Data items:
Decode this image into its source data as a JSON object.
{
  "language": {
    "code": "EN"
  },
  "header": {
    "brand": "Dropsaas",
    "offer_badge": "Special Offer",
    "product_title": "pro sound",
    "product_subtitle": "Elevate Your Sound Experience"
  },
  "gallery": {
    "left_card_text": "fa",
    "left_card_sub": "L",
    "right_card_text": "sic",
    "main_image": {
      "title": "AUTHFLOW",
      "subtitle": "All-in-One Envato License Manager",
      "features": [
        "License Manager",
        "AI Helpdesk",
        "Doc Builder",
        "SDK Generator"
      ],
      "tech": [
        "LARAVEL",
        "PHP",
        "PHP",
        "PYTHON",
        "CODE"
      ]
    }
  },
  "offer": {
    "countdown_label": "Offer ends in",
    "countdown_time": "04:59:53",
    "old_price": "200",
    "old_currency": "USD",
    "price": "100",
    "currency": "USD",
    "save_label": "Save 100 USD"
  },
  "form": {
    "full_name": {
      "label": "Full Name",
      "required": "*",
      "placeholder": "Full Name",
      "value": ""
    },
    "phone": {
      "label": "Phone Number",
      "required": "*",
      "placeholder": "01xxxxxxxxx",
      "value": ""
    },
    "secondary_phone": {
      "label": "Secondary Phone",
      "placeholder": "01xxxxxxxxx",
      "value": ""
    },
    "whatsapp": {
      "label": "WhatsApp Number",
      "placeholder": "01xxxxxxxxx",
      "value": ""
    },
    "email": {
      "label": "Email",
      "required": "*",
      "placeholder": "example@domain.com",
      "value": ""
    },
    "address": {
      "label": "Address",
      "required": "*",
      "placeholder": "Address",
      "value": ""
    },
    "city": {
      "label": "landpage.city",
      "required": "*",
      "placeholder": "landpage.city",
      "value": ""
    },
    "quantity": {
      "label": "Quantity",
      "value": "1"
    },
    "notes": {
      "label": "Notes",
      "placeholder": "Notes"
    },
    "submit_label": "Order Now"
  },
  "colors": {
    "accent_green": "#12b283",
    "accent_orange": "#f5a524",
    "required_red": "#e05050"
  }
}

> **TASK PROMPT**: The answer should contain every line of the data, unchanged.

> **TASK ANSWER**:
Decode this image into its source data as a JSON object.
{
  "language": {
    "code": "EN"
  },
  "header": {
    "brand": "Dropsaas",
    "offer_badge": "Special Offer",
    "product_title": "pro sound",
    "product_subtitle": "Elevate Your Sound Experience"
  },
  "gallery": {
    "left_card_text": "fa",
    "left_card_sub": "L",
    "right_card_text": "sic",
    "main_image": {
      "title": "AUTHFLOW",
      "subtitle": "All-in-One Envato License Manager",
      "features": [
        "License Manager",
        "AI Helpdesk",
        "Doc Builder",
        "SDK Generator"
      ],
      "tech": [
        "LARAVEL",
        "PHP",
        "PHP",
        "PYTHON",
        "CODE"
      ]
    }
  },
  "offer": {
    "countdown_label": "Offer ends in",
    "countdown_time": "04:59:53",
    "old_price": "200",
    "old_currency": "USD",
    "price": "100",
    "currency": "USD",
    "save_label": "Save 100 USD"
  },
  "form": {
    "full_name": {
      "label": "Full Name",
      "required": "*",
      "placeholder": "Full Name",
      "value": ""
    },
    "phone": {
      "label": "Phone Number",
      "required": "*",
      "placeholder": "01xxxxxxxxx",
      "value": ""
    },
    "secondary_phone": {
      "label": "Secondary Phone",
      "placeholder": "01xxxxxxxxx",
      "value": ""
    },
    "whatsapp": {
      "label": "WhatsApp Number",
      "placeholder": "01xxxxxxxxx",
      "value": ""
    },
    "email": {
      "label": "Email",
      "required": "*",
      "placeholder": "example@domain.com",
      "value": ""
    },
    "address": {
      "label": "Address",
      "required": "*",
      "placeholder": "Address",
      "value": ""
    },
    "city": {
      "label": "landpage.city",
      "required": "*",
      "placeholder": "landpage.city",
      "value": ""
    },
    "quantity": {
      "label": "Quantity",
      "value": "1"
    },
    "notes": {
      "label": "Notes",
      "placeholder": "Notes"
    },
    "submit_label": "Order Now"
  },
  "colors": {
    "accent_green": "#12b283",
    "accent_orange": "#f5a524",
    "required_red": "#e05050"
  }
}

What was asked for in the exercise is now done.